▸ PROBLEM
Return every line of the data exactly as it appears.
________________________
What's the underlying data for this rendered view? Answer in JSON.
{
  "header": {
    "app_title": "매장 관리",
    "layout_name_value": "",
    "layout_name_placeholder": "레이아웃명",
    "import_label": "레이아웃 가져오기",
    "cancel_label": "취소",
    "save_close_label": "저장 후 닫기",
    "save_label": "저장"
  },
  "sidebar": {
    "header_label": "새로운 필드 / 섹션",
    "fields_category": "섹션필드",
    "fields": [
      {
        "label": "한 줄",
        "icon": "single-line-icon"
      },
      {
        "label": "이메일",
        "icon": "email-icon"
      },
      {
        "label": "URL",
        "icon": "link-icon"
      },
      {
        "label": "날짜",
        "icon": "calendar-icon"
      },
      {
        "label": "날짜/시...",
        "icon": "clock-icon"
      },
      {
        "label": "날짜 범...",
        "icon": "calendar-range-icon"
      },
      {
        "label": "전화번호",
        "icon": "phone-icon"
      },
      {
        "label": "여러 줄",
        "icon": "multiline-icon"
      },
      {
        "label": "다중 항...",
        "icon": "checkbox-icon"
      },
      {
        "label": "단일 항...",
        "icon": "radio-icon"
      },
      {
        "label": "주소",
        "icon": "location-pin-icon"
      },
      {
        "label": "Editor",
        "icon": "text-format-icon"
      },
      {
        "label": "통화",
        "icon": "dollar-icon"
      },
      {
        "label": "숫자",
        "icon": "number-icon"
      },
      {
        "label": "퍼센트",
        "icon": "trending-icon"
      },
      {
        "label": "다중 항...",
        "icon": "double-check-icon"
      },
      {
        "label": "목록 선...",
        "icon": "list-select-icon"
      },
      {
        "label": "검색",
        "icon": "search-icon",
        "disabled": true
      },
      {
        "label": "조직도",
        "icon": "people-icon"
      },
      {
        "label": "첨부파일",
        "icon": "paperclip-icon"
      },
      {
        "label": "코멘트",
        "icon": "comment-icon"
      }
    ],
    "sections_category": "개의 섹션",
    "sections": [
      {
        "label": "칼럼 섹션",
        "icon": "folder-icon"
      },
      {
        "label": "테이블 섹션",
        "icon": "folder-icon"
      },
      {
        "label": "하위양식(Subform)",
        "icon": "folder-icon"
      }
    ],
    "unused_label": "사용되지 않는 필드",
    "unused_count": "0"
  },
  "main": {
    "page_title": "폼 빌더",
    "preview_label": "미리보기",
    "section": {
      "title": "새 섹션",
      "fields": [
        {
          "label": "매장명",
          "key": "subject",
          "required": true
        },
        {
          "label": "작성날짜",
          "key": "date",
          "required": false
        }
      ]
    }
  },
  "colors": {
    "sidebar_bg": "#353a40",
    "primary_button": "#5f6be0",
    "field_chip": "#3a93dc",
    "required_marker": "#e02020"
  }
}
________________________
▸ TASK RESULT
What's the underlying data for this rendered view? Answer in JSON.
{
  "header": {
    "app_title": "매장 관리",
    "layout_name_value": "",
    "layout_name_placeholder": "레이아웃명",
    "import_label": "레이아웃 가져오기",
    "cancel_label": "취소",
    "save_close_label": "저장 후 닫기",
    "save_label": "저장"
  },
  "sidebar": {
    "header_label": "새로운 필드 / 섹션",
    "fields_category": "섹션필드",
    "fields": [
      {
        "label": "한 줄",
        "icon": "single-line-icon"
      },
      {
        "label": "이메일",
        "icon": "email-icon"
      },
      {
        "label": "URL",
        "icon": "link-icon"
      },
      {
        "label": "날짜",
        "icon": "calendar-icon"
      },
      {
        "label": "날짜/시...",
        "icon": "clock-icon"
      },
      {
        "label": "날짜 범...",
        "icon": "calendar-range-icon"
      },
      {
        "label": "전화번호",
        "icon": "phone-icon"
      },
      {
        "label": "여러 줄",
        "icon": "multiline-icon"
      },
      {
        "label": "다중 항...",
        "icon": "checkbox-icon"
      },
      {
        "label": "단일 항...",
        "icon": "radio-icon"
      },
      {
        "label": "주소",
        "icon": "location-pin-icon"
      },
      {
        "label": "Editor",
        "icon": "text-format-icon"
      },
      {
        "label": "통화",
        "icon": "dollar-icon"
      },
      {
        "label": "숫자",
        "icon": "number-icon"
      },
      {
        "label": "퍼센트",
        "icon": "trending-icon"
      },
      {
        "label": "다중 항...",
        "icon": "double-check-icon"
      },
      {
        "label": "목록 선...",
        "icon": "list-select-icon"
      },
      {
        "label": "검색",
        "icon": "search-icon",
        "disabled": true
      },
      {
        "label": "조직도",
        "icon": "people-icon"
      },
      {
        "label": "첨부파일",
        "icon": "paperclip-icon"
      },
      {
        "label": "코멘트",
        "icon": "comment-icon"
      }
    ],
    "sections_category": "개의 섹션",
    "sections": [
      {
        "label": "칼럼 섹션",
        "icon": "folder-icon"
      },
      {
        "label": "테이블 섹션",
        "icon": "folder-icon"
      },
      {
        "label": "하위양식(Subform)",
        "icon": "folder-icon"
      }
    ],
    "unused_label": "사용되지 않는 필드",
    "unused_count": "0"
  },
  "main": {
    "page_title": "폼 빌더",
    "preview_label": "미리보기",
    "section": {
      "title": "새 섹션",
      "fields": [
        {
          "label": "매장명",
          "key": "subject",
          "required": true
        },
        {
          "label": "작성날짜",
          "key": "date",
          "required": false
        }
      ]
    }
  },
  "colors": {
    "sidebar_bg": "#353a40",
    "primary_button": "#5f6be0",
    "field_chip": "#3a93dc",
    "required_marker": "#e02020"
  }
}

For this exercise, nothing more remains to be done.